What this task involves |
Exactly as given, reproduce the records in full.

────

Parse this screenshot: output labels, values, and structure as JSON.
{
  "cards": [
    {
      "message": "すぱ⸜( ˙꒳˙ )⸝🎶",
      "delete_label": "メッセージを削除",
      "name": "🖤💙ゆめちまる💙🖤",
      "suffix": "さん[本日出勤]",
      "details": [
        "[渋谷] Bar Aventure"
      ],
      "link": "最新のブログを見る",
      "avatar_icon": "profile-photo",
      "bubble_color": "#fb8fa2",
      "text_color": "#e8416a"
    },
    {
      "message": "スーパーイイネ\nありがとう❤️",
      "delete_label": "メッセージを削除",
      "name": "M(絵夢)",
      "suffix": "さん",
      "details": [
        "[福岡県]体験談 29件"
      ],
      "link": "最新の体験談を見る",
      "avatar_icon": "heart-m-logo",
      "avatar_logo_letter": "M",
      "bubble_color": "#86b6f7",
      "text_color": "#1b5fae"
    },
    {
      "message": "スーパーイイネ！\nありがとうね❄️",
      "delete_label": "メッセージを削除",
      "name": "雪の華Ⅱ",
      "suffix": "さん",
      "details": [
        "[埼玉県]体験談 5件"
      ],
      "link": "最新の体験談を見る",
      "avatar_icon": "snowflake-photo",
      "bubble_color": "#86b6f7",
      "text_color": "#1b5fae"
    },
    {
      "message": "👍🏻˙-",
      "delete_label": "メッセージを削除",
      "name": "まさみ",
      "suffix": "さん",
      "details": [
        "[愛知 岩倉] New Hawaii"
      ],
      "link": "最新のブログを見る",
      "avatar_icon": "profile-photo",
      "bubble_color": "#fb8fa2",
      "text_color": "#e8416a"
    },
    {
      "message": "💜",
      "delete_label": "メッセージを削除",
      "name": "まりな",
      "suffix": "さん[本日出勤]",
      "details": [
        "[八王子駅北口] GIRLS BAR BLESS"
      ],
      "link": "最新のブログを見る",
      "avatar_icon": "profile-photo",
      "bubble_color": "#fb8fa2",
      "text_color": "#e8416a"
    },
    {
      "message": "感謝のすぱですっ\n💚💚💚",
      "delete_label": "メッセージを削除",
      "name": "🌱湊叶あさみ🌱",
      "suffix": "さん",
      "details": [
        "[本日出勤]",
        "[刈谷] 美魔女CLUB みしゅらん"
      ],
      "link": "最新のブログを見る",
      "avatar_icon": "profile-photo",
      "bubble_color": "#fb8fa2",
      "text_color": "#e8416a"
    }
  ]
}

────

Task solution |
Parse this screenshot: output labels, values, and structure as JSON.
{
  "cards": [
    {
      "message": "すぱ⸜( ˙꒳˙ )⸝🎶",
      "delete_label": "メッセージを削除",
      "name": "🖤💙ゆめちまる💙🖤",
      "suffix": "さん[本日出勤]",
      "details": [
        "[渋谷] Bar Aventure"
      ],
      "link": "最新のブログを見る",
      "avatar_icon": "profile-photo",
      "bubble_color": "#fb8fa2",
      "text_color": "#e8416a"
    },
    {
      "message": "スーパーイイネ\nありがとう❤️",
      "delete_label": "メッセージを削除",
      "name": "M(絵夢)",
      "suffix": "さん",
      "details": [
        "[福岡県]体験談 29件"
      ],
      "link": "最新の体験談を見る",
      "avatar_icon": "heart-m-logo",
      "avatar_logo_letter": "M",
      "bubble_color": "#86b6f7",
      "text_color": "#1b5fae"
    },
    {
      "message": "スーパーイイネ！\nありがとうね❄️",
      "delete_label": "メッセージを削除",
      "name": "雪の華Ⅱ",
      "suffix": "さん",
      "details": [
        "[埼玉県]体験談 5件"
      ],
      "link": "最新の体験談を見る",
      "avatar_icon": "snowflake-photo",
      "bubble_color": "#86b6f7",
      "text_color": "#1b5fae"
    },
    {
      "message": "👍🏻˙-",
      "delete_label": "メッセージを削除",
      "name": "まさみ",
      "suffix": "さん",
      "details": [
        "[愛知 岩倉] New Hawaii"
      ],
      "link": "最新のブログを見る",
      "avatar_icon": "profile-photo",
      "bubble_color": "#fb8fa2",
      "text_color": "#e8416a"
    },
    {
      "message": "💜",
      "delete_label": "メッセージを削除",
      "name": "まりな",
      "suffix": "さん[本日出勤]",
      "details": [
        "[八王子駅北口] GIRLS BAR BLESS"
      ],
      "link": "最新のブログを見る",
      "avatar_icon": "profile-photo",
      "bubble_color": "#fb8fa2",
      "text_color": "#e8416a"
    },
    {
      "message": "感謝のすぱですっ\n💚💚💚",
      "delete_label": "メッセージを削除",
      "name": "🌱湊叶あさみ🌱",
      "suffix": "さん",
      "details": [
        "[本日出勤]",
        "[刈谷] 美魔女CLUB みしゅらん"
      ],
      "link": "最新のブログを見る",
      "avatar_icon": "profile-photo",
      "bubble_color": "#fb8fa2",
      "text_color": "#e8416a"
    }
  ]
}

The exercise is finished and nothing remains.